---- Information given

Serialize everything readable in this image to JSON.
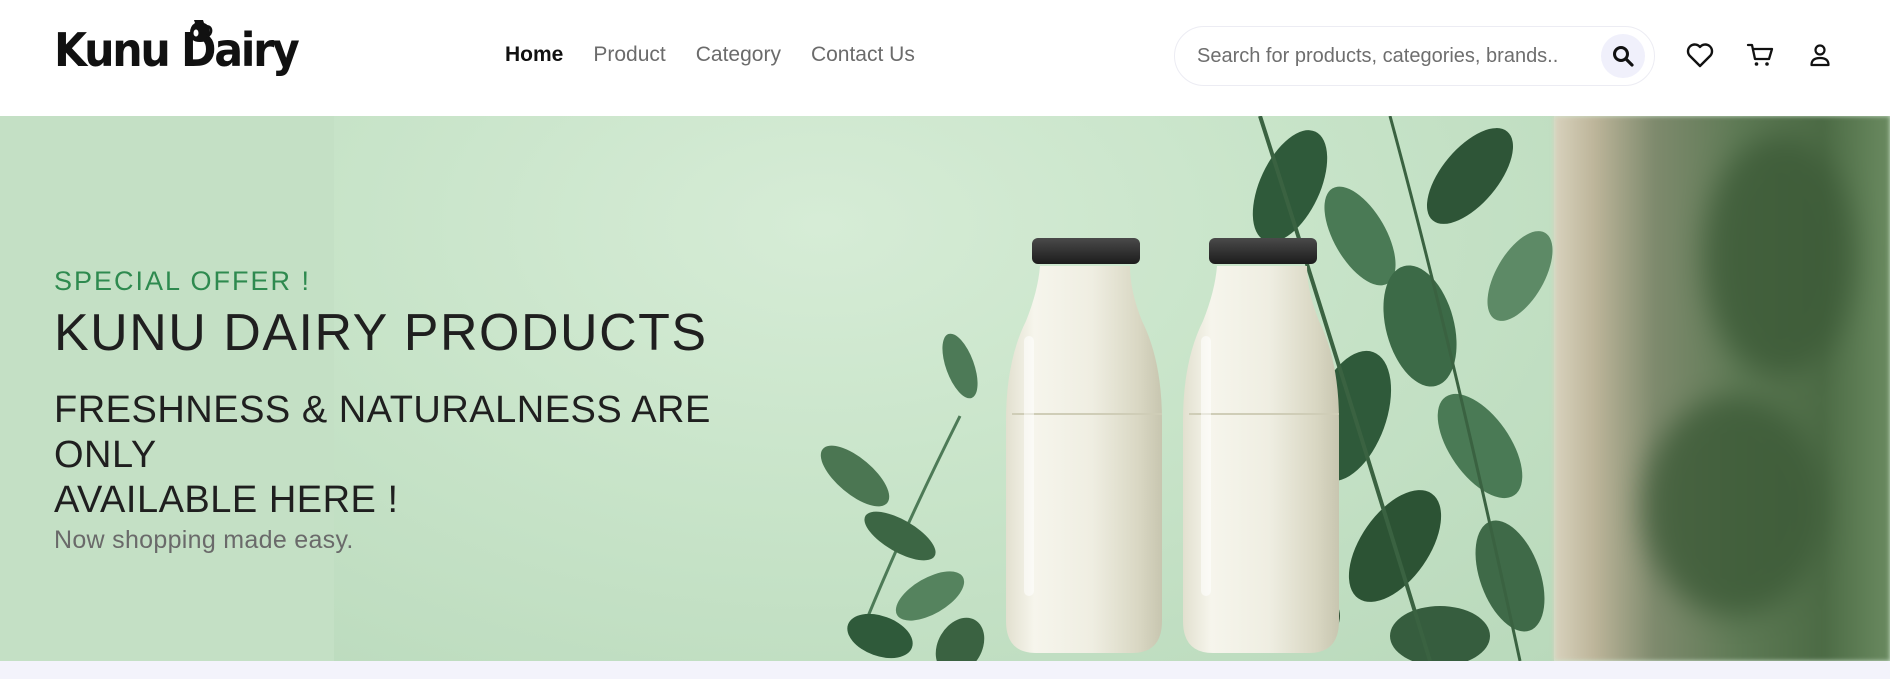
{
  "brand": {
    "name": "Kunu Dairy",
    "logo_icon": "milk-jug-icon"
  },
  "nav": {
    "items": [
      {
        "label": "Home",
        "active": true
      },
      {
        "label": "Product",
        "active": false
      },
      {
        "label": "Category",
        "active": false
      },
      {
        "label": "Contact Us",
        "active": false
      }
    ]
  },
  "search": {
    "placeholder": "Search for products, categories, brands..",
    "value": "",
    "icon": "search-icon"
  },
  "header_icons": {
    "wishlist": "heart-icon",
    "cart": "cart-icon",
    "account": "user-icon"
  },
  "hero": {
    "offer": "SPECIAL OFFER !",
    "title": "KUNU DAIRY PRODUCTS",
    "subtitle_line1": "FRESHNESS & NATURALNESS ARE ONLY",
    "subtitle_line2": "AVAILABLE HERE !",
    "tagline": "Now shopping made easy."
  },
  "colors": {
    "accent": "#2e8a4f",
    "hero_bg": "#c8e4c9",
    "text": "#1f1f1f",
    "muted": "#6a6a6a"
  }
}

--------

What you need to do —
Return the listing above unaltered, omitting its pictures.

Exercise result —
Serialize everything readable in this image to JSON.
{
  "brand": {
    "name": "Kunu Dairy",
    "logo_icon": "milk-jug-icon"
  },
  "nav": {
    "items": [
      {
        "label": "Home",
        "active": true
      },
      {
        "label": "Product",
        "active": false
      },
      {
        "label": "Category",
        "active": false
      },
      {
        "label": "Contact Us",
        "active": false
      }
    ]
  },
  "search": {
    "placeholder": "Search for products, categories, brands..",
    "value": "",
    "icon": "search-icon"
  },
  "header_icons": {
    "wishlist": "heart-icon",
    "cart": "cart-icon",
    "account": "user-icon"
  },
  "hero": {
    "offer": "SPECIAL OFFER !",
    "title": "KUNU DAIRY PRODUCTS",
    "subtitle_line1": "FRESHNESS & NATURALNESS ARE ONLY",
    "subtitle_line2": "AVAILABLE HERE !",
    "tagline": "Now shopping made easy."
  },
  "colors": {
    "accent": "#2e8a4f",
    "hero_bg": "#c8e4c9",
    "text": "#1f1f1f",
    "muted": "#6a6a6a"
  }
}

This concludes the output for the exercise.